FRANKFORT, Ky. — The Kentucky Department of Juvenile Justice (DJJ) has revoked the volunteer credentials of a local pastor after he did not feel comfortable with signing an agreement not to refer to homosexuality as sinful.
“[Volunteers] shall not refer to juveniles by using derogatory language in a manner that conveys bias towards or hatred of the LGBTQI community. DJJ staff, volunteers, interns, and contractors shall not imply or tell LGBTQI juveniles that they are abnormal, deviant, sinful, or that they can or should change their sexual orientation or gender identity,” the “Sexual Orientation and Gender Identity” policy reads.
David Wells, a pastor with Pleasant View Baptist Church in McQuady, has been volunteering at the Warren County Regional Juvenile Detention Center for the past 10 years, ministering to troubled youth. But after he stated that he could not sign a new policy enacted last year about homosexuality and transgenderism, his volunteer status was revoked.
But Wells believes that he is particularly suited to minister to youth who are struggling with homosexuality and other matters of sexual temptation. He contacted the Virginia-based Liberty Counsel for assistance, which sent the DJJ a letter this week demanding that Wells be reinstated.
“[M]any children in the DJJ system have been sexually abused by others, including those of the same sex, and experience confusion about their sexuality, including feelings of same-sex attractions and compulsive sexual behavior,” the letter states. “Indeed, Mr. Wells himself is ideally suited to minister to them, as he was sexually abused for many years by a man when he was a young child, and successfully went on to overcome that abuse.”
Wells says that he has never spoken derogatorily with the youth, but has exhibited sensitivity in sharing the Scriptures to those who voluntarily receive his counseling.
“All of these children have asked Mr. Wells if there was any hope for them in this life, and in the life to come. He has told them without exception that Christ can, and would, forgive them, if they would repent and believe the gospel,” the letter outlines. “This message has given them hope, and many have told him this personally and in written correspondence.”
But according to Liberty Counsel, Superintendent Gene Wade recently told Wells regarding the new policy, “You can give a Scripture reference to the kids, and let them look it up, but you can’t read it in their hearing.

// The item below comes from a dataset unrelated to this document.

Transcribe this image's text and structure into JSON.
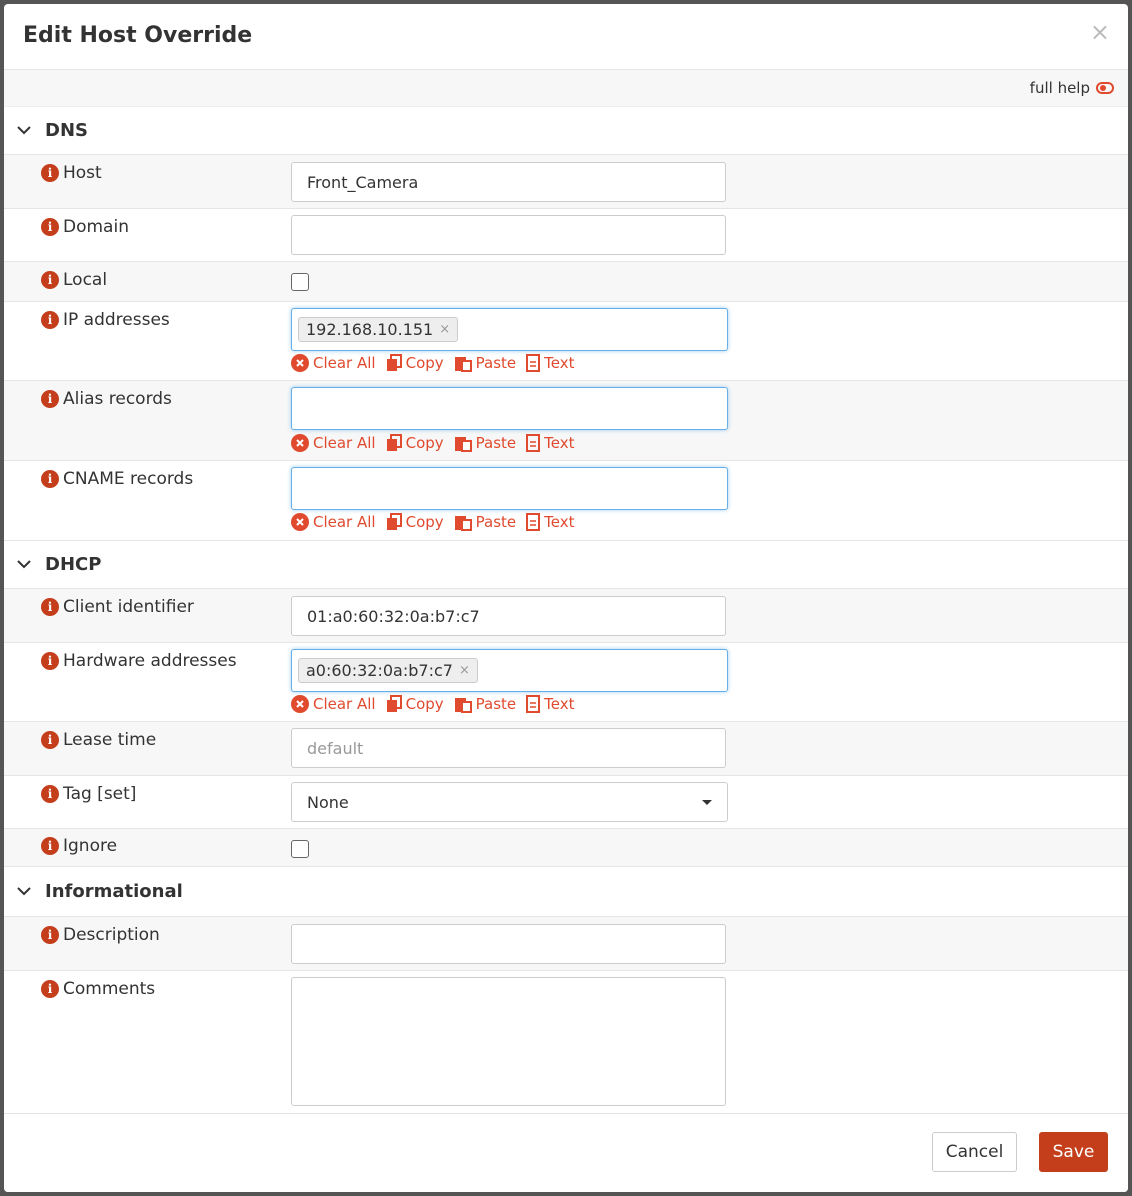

You can’t say ‘sinful;’ you can’t discuss sexual orientation—heterosexual or homosexual—period.”
He said that he is “just doing what the state is telling [him] to do.”
However, Liberty Counsel believes that the requirement is unconstitutional, both on a federal and state level.
“As applied to clergy and lay volunteers, Policy 912 raises classic straw-man arguments that no minister would use in speaking to troubled youth,” it said in its letter to DJJ. “It equates the teaching of the Bible on sexuality as ‘derogatory,’ ‘biased’ and ‘hateful,’ and treats a volunteer’s religious beliefs about homosexuality as a religious litmus test for DJJ access.”
Liberty Counsel has requested that DJJ respond to its correspondence by July 31, agreeing to revoke the policy and reinstate Wells.